And that brings us to the ugly side of this change: pollution. The atmosphere in Qa’hhar isn’t quite as bad as the worst parts of Zaun, but the purple smog from the refineries still makes summers here even harsher than in the rest of Shurima. Spirox, a Zaunite hextech pharmaceutical that protects against this pollution, is a lot cheaper now than it was under the Noxian regime, and most of Qa’hhar’s inhabitants (who are generally making pretty good money with Zaunite megacorps) seem alright with sinking some of their earnings into a steady supply of the stuff. Eventually, people say, they’ll figure out a way to cut the pollution down further.
“Of course it’s better than it was. There are no water riots,” said Captain Eshe, commander of the city watch. She held this job for a while under Noxian governor Sorinius Felk, but resigned after a clash with Qa’hharians protesting the high price of water. “The Spirox black market dealers went down with the Noxian tariffs. And the Noxians are out, too. My people are on the streets. Civilian police, not Noxian soldiers.”
I asked her if she’s planning to outfit her guards with newly available Zaunite armor and weapons, and got an interesting response: “It’ll be a bad day when we have to.”
Well, here’s hoping that Qa’hhar keeps on having more of a need for cryoamps and hexcast viewers than boltguns and armor.
(9 October, 27 CLE)
Freljord, Shadow Isles Enter League Dispute Over Artifact
By Serena Volaren

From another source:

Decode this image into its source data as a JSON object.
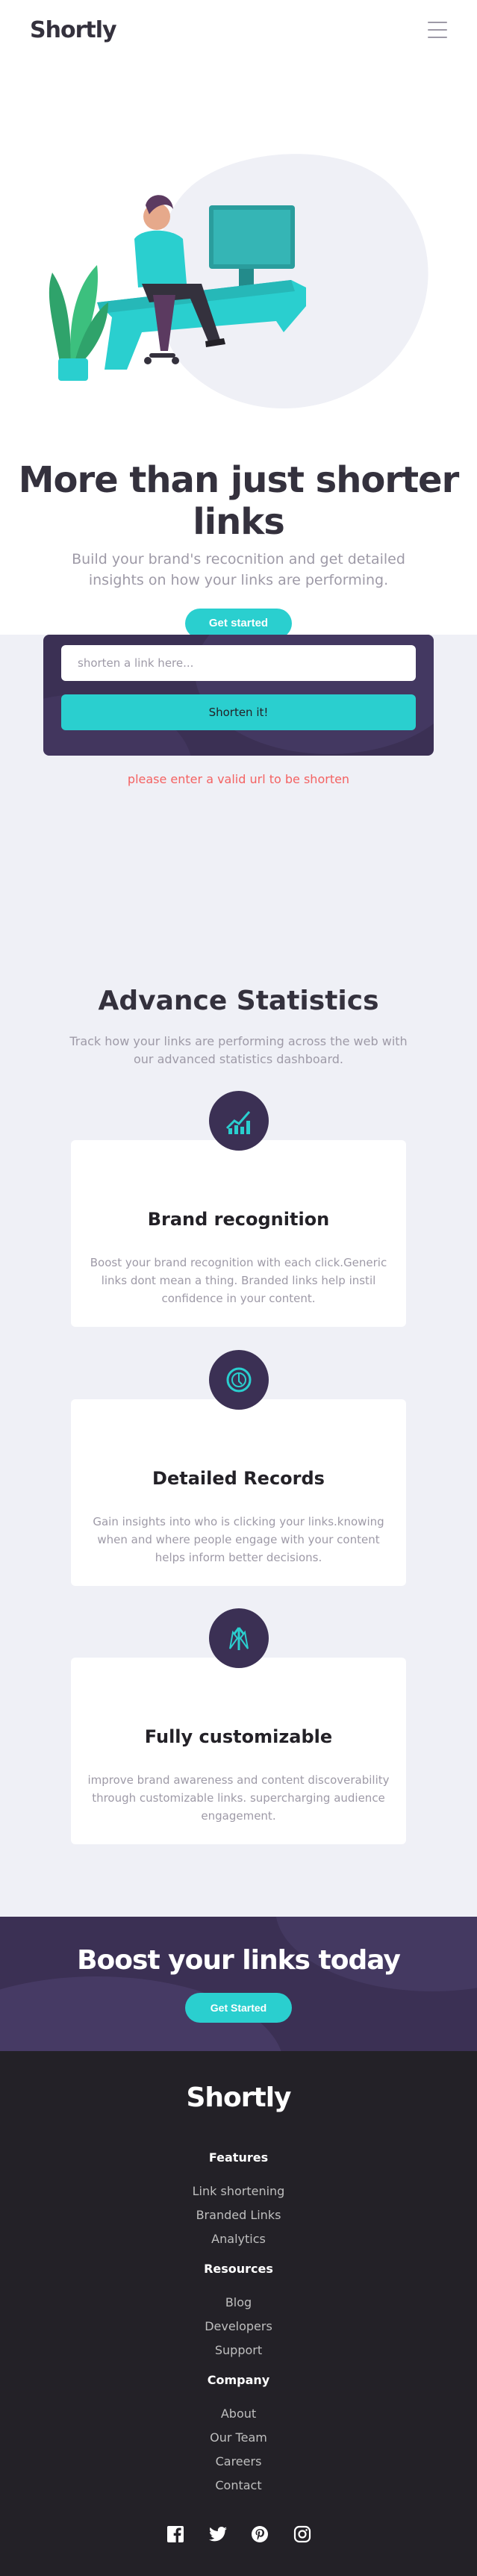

To ward off a second Black Winter, the shamans and skalds of the Freljord have spent weeks performing rituals meant to call ancestral spirits to their defense. The artifact known as the Kin-Fire would have had a central role in these rituals, had it not vanished from the Ornnhjaln shrine during the Black Winter.

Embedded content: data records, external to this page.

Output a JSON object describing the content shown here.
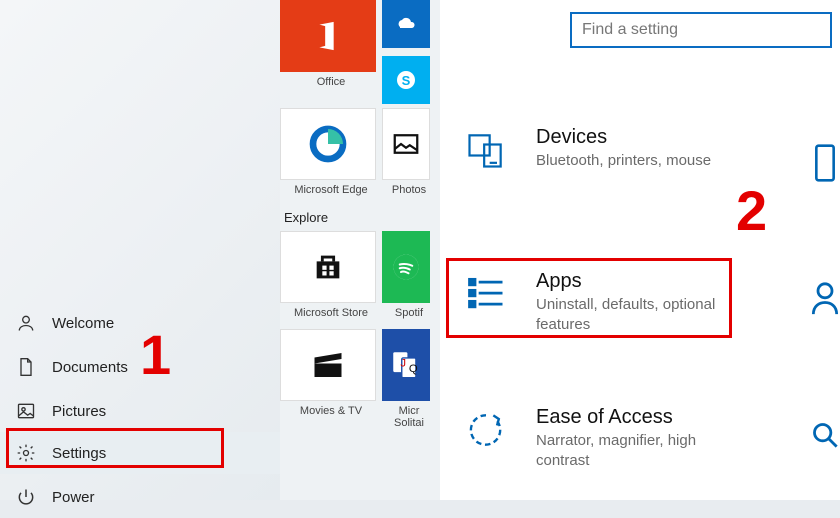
{
  "start": {
    "welcome": "Welcome",
    "documents": "Documents",
    "pictures": "Pictures",
    "settings": "Settings",
    "power": "Power"
  },
  "tiles": {
    "office": "Office",
    "edge": "Microsoft Edge",
    "photos": "Photos",
    "explore": "Explore",
    "store": "Microsoft Store",
    "spotify": "Spotif",
    "movies": "Movies & TV",
    "solitaire": "Micr\nSolitai"
  },
  "settings_window": {
    "search_placeholder": "Find a setting",
    "devices": {
      "title": "Devices",
      "sub": "Bluetooth, printers, mouse"
    },
    "apps": {
      "title": "Apps",
      "sub": "Uninstall, defaults, optional features"
    },
    "ease": {
      "title": "Ease of Access",
      "sub": "Narrator, magnifier, high contrast"
    }
  },
  "markers": {
    "one": "1",
    "two": "2"
  }
}
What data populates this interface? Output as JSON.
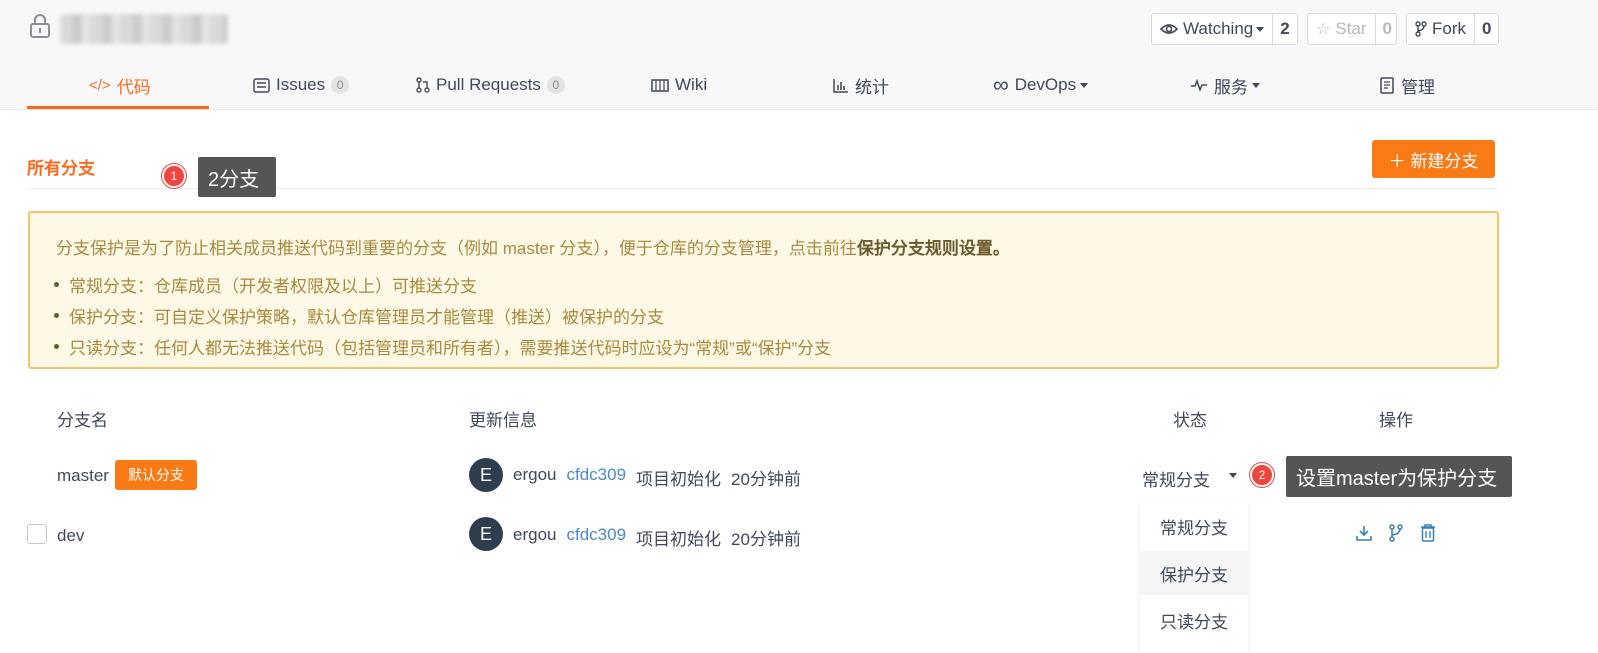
{
  "header": {
    "watch": {
      "label": "Watching",
      "count": "2",
      "icon": "eye-icon"
    },
    "star": {
      "label": "Star",
      "count": "0",
      "icon": "star-icon"
    },
    "fork": {
      "label": "Fork",
      "count": "0",
      "icon": "fork-icon"
    }
  },
  "nav": {
    "items": [
      {
        "label": "代码",
        "icon": "code-icon",
        "active": true
      },
      {
        "label": "Issues",
        "icon": "issues-icon",
        "badge": "0"
      },
      {
        "label": "Pull Requests",
        "icon": "pull-request-icon",
        "badge": "0"
      },
      {
        "label": "Wiki",
        "icon": "wiki-icon"
      },
      {
        "label": "统计",
        "icon": "chart-icon"
      },
      {
        "label": "DevOps",
        "icon": "infinity-icon"
      },
      {
        "label": "服务",
        "icon": "pulse-icon"
      },
      {
        "label": "管理",
        "icon": "manage-icon"
      }
    ]
  },
  "section": {
    "title": "所有分支",
    "new_branch": "＋ 新建分支"
  },
  "markers": [
    {
      "num": "1",
      "tooltip": "2分支"
    },
    {
      "num": "2",
      "tooltip": "设置master为保护分支"
    }
  ],
  "notice": {
    "head_text": "分支保护是为了防止相关成员推送代码到重要的分支（例如 master 分支），便于仓库的分支管理，点击前往",
    "head_link": "保护分支规则设置。",
    "items": [
      "常规分支：仓库成员（开发者权限及以上）可推送分支",
      "保护分支：可自定义保护策略，默认仓库管理员才能管理（推送）被保护的分支",
      "只读分支：任何人都无法推送代码（包括管理员和所有者），需要推送代码时应设为“常规”或“保护”分支"
    ]
  },
  "table": {
    "headers": {
      "name": "分支名",
      "update": "更新信息",
      "status": "状态",
      "actions": "操作"
    },
    "rows": [
      {
        "name": "master",
        "tag": "默认分支",
        "avatar": "E",
        "author": "ergou",
        "hash": "cfdc309",
        "message": "项目初始化",
        "time": "20分钟前",
        "status": "常规分支"
      },
      {
        "name": "dev",
        "avatar": "E",
        "author": "ergou",
        "hash": "cfdc309",
        "message": "项目初始化",
        "time": "20分钟前"
      }
    ]
  },
  "status_menu": {
    "options": [
      "常规分支",
      "保护分支",
      "只读分支"
    ]
  },
  "colors": {
    "accent": "#fa6a1e",
    "marker": "#f0443f",
    "link": "#4a8bc2"
  }
}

In their visions, the Freljord’s shamans have seen these ancestral spirits following the fabled Kin-Fire out of the afterlife and into the mortal realm—only to find themselves mired in the gloom of the Shadow Isles. It has since become clear that the Kin-Fire is now in the possession of the Shadow Isles. The Freljord asserts it was stolen during the Black Winter. A League expedition was redirected to rescue the artifacts of Ornnhjaln during the Black Winter, and brought them on board their Demacian vessel, the Bright Revelation. The Revelation and its crew were never heard from again.

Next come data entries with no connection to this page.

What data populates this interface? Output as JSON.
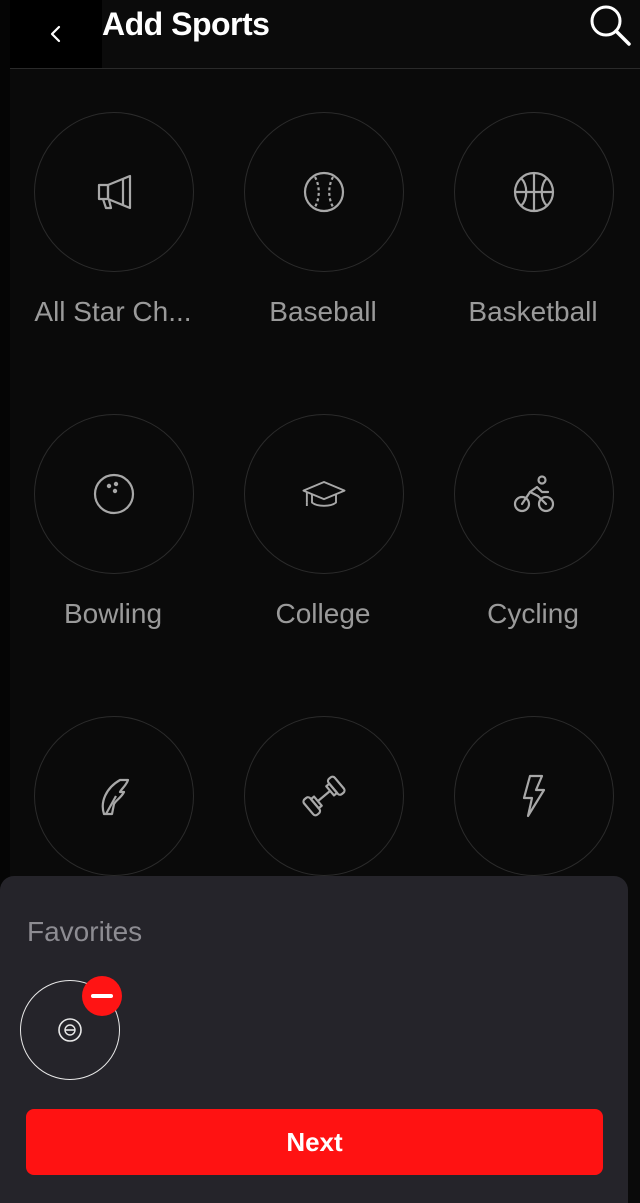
{
  "header": {
    "title": "Add Sports"
  },
  "sports": [
    {
      "label": "All Star Ch...",
      "icon": "megaphone-icon"
    },
    {
      "label": "Baseball",
      "icon": "baseball-icon"
    },
    {
      "label": "Basketball",
      "icon": "basketball-icon"
    },
    {
      "label": "Bowling",
      "icon": "bowling-ball-icon"
    },
    {
      "label": "College",
      "icon": "graduation-cap-icon"
    },
    {
      "label": "Cycling",
      "icon": "cyclist-icon"
    },
    {
      "label": "",
      "icon": "feather-helmet-icon"
    },
    {
      "label": "",
      "icon": "dumbbell-icon"
    },
    {
      "label": "",
      "icon": "lightning-bolt-icon"
    }
  ],
  "favorites": {
    "title": "Favorites",
    "items": [
      {
        "icon": "bowling-ball-icon"
      }
    ]
  },
  "next_label": "Next",
  "colors": {
    "accent": "#ff1212",
    "panel": "#25242a",
    "background": "#0a0a0a"
  }
}
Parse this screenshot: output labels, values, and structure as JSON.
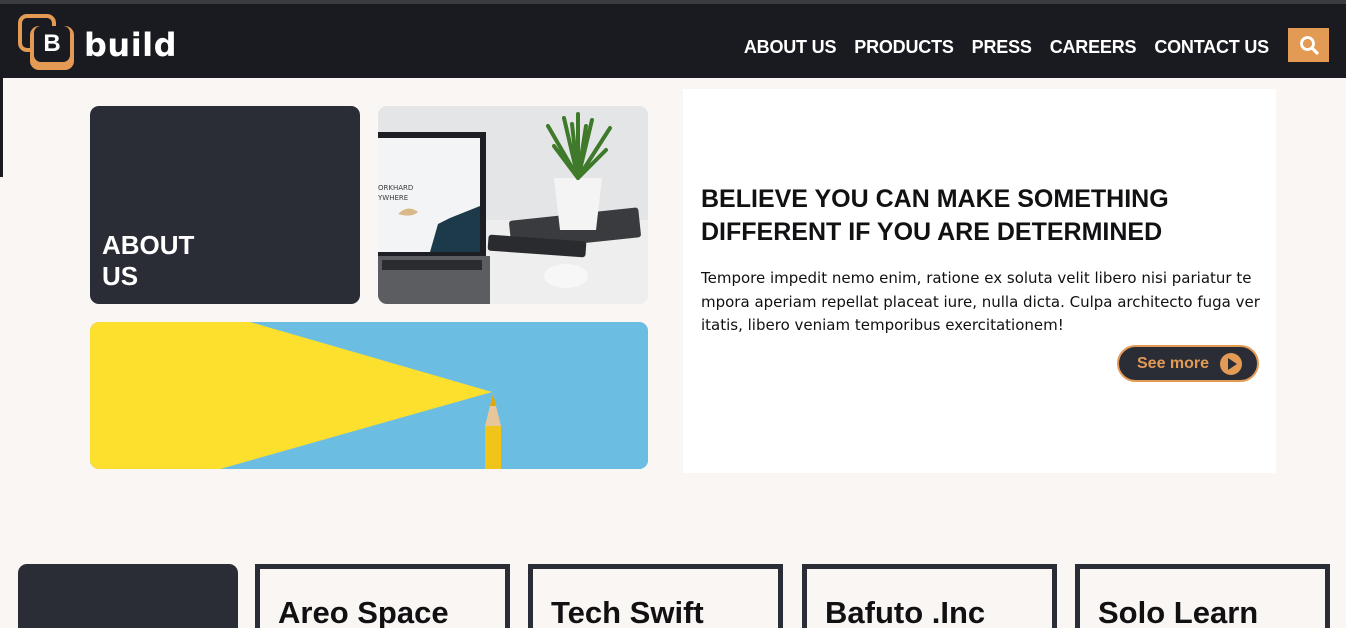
{
  "brand": {
    "logo_letter": "B",
    "name": "build",
    "accent": "#e39a55",
    "dark": "#1a1b20"
  },
  "nav": {
    "items": [
      {
        "label": "ABOUT US"
      },
      {
        "label": "PRODUCTS"
      },
      {
        "label": "PRESS"
      },
      {
        "label": "CAREERS"
      },
      {
        "label": "CONTACT US"
      }
    ],
    "search_icon": "search-icon"
  },
  "about": {
    "title": "ABOUT US"
  },
  "images": {
    "laptop_screen_text_1": "ORKHARD",
    "laptop_screen_text_2": "YWHERE"
  },
  "hero": {
    "heading": "BELIEVE YOU CAN MAKE SOMETHING DIFFERENT IF YOU ARE DETERMINED",
    "body": "Tempore impedit nemo enim, ratione ex soluta velit libero nisi pariatur tempora aperiam repellat placeat iure, nulla dicta. Culpa architecto fuga veritatis, libero veniam temporibus exercitationem!",
    "cta_label": "See more",
    "cta_icon": "play-circle-icon"
  },
  "companies": [
    {
      "name": "Areo Space"
    },
    {
      "name": "Tech Swift"
    },
    {
      "name": "Bafuto .Inc"
    },
    {
      "name": "Solo Learn"
    }
  ]
}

To back up its claim, the Freljord has produced evidence in the form of newly unsealed League records which indicate that certain Summoners considered loyal to the Shadow Isles had prior knowledge of the operation to rescue the artifacts from the Ornnhjaln. The Shadow Isles has neither admitted nor denied these accusations.
Today, the Freljord motioned the Council for resolution of the matter on the Fields of Justice. The Shadow Isles has consented to this request. The Kin-Fire has been transferred to the Institute of War for safekeeping during the dispute.
(11 October, 27 CLE)
Questions and Answers
Readers of the Herald are invited to submit their questions regarding these articles, as well as general inquiries. We shall endeavor to reply as thoroughly as we can to as many as we can.
Yurstin “thestealthgerbil” Yudling, Acolyte Summoner